_WHAT THE TASK ASKS:_
Go through the lines below and copy any that hold the string "Folders".

_LISTED RECORDS:_
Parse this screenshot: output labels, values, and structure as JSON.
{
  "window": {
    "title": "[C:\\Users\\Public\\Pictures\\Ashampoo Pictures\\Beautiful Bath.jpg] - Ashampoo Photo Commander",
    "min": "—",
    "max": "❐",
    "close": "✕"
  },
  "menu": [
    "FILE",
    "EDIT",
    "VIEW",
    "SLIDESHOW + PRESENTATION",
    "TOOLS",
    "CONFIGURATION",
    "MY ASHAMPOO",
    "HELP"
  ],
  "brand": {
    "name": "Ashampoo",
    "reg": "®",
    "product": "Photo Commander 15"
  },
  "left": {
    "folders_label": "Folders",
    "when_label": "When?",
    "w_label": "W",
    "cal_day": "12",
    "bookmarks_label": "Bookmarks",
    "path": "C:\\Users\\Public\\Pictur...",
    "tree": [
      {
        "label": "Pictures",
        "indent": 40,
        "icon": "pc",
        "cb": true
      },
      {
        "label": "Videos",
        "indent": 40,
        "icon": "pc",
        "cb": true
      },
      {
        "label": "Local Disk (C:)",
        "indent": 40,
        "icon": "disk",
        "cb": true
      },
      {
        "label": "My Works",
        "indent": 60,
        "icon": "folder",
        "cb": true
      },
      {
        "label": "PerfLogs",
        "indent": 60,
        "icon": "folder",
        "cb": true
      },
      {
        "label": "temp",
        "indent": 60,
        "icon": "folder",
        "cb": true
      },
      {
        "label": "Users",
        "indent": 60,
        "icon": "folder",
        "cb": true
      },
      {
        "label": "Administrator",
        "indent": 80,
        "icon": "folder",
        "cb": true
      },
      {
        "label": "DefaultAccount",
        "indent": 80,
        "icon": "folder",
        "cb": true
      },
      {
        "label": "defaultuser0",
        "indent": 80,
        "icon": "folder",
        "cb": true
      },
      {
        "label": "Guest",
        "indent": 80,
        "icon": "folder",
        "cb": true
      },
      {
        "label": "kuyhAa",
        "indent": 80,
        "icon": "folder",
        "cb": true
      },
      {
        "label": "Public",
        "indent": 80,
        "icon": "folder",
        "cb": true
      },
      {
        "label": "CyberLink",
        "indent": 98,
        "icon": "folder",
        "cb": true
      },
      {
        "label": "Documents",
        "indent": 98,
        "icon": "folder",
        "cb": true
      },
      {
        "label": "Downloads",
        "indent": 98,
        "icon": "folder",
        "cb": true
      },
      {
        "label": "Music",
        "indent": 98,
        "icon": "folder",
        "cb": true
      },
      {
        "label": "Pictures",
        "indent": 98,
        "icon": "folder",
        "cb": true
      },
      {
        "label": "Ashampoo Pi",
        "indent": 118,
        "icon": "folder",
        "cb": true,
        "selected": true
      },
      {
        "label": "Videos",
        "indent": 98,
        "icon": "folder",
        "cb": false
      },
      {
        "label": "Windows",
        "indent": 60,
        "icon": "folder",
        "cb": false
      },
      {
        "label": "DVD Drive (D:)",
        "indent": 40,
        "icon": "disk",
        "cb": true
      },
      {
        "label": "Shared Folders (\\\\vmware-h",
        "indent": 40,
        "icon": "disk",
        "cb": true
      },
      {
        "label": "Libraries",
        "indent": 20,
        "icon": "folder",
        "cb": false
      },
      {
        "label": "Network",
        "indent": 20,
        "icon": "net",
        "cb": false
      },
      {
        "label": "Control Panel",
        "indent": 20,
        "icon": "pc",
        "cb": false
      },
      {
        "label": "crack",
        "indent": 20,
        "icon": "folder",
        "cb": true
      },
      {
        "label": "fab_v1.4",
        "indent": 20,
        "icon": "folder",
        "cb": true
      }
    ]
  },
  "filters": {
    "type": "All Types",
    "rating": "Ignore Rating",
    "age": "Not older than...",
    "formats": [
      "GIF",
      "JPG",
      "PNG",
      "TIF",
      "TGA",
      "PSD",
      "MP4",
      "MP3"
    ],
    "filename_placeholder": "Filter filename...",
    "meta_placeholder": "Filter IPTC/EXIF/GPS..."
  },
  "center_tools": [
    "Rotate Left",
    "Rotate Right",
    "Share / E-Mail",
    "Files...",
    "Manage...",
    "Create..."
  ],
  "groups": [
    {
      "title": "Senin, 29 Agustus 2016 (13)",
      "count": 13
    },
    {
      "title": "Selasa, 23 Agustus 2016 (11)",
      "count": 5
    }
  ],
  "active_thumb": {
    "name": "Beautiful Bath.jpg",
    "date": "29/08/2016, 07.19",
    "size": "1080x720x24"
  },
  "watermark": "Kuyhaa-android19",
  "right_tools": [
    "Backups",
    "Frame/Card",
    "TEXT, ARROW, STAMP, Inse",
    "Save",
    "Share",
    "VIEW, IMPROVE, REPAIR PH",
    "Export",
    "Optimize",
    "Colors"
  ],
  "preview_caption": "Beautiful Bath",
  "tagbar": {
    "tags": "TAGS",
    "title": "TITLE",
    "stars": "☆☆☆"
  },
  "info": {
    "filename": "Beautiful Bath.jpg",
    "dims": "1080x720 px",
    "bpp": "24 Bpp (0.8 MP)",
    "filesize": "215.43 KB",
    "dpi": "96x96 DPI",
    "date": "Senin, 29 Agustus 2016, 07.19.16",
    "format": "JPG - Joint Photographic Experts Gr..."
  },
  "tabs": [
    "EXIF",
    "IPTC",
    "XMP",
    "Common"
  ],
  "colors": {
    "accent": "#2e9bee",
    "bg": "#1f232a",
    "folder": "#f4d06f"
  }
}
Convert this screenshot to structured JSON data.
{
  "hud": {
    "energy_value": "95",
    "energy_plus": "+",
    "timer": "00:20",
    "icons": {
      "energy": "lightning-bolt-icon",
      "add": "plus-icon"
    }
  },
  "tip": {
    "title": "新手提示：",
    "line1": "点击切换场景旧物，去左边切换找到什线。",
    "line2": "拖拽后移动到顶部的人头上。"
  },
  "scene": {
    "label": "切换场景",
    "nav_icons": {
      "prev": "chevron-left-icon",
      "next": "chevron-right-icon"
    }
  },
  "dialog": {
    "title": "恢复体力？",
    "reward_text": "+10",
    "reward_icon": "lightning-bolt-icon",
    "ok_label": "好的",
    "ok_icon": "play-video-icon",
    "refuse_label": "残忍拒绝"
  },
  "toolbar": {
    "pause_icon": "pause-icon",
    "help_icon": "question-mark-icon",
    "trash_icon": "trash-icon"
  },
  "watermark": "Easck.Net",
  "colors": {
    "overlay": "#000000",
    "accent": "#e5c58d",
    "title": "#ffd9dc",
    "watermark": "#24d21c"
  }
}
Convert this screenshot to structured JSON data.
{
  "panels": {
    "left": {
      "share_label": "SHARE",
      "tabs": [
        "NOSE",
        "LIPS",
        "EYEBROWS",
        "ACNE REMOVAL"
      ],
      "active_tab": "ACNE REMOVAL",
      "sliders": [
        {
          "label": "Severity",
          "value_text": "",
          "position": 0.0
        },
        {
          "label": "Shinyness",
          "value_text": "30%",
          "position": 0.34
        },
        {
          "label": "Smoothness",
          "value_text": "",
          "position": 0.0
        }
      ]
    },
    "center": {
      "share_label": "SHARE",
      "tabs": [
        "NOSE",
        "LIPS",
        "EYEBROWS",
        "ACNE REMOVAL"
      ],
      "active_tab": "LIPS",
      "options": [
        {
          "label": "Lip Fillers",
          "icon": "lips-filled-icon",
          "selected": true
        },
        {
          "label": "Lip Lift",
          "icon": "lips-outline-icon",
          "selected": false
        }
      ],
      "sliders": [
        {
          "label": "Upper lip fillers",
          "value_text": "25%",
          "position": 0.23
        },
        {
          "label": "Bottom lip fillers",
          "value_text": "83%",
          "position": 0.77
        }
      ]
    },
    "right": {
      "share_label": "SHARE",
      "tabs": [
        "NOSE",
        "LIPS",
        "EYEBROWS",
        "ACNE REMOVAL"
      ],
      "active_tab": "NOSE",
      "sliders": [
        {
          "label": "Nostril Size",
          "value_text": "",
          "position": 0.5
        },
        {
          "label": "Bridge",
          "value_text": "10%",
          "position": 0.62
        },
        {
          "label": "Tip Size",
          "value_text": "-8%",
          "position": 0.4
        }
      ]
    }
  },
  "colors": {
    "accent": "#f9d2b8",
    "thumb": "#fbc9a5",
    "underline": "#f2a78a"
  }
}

_RESULT BELOW:_
    "folders_label": "Folders",
        "label": "Shared Folders (\\\\vmware-h",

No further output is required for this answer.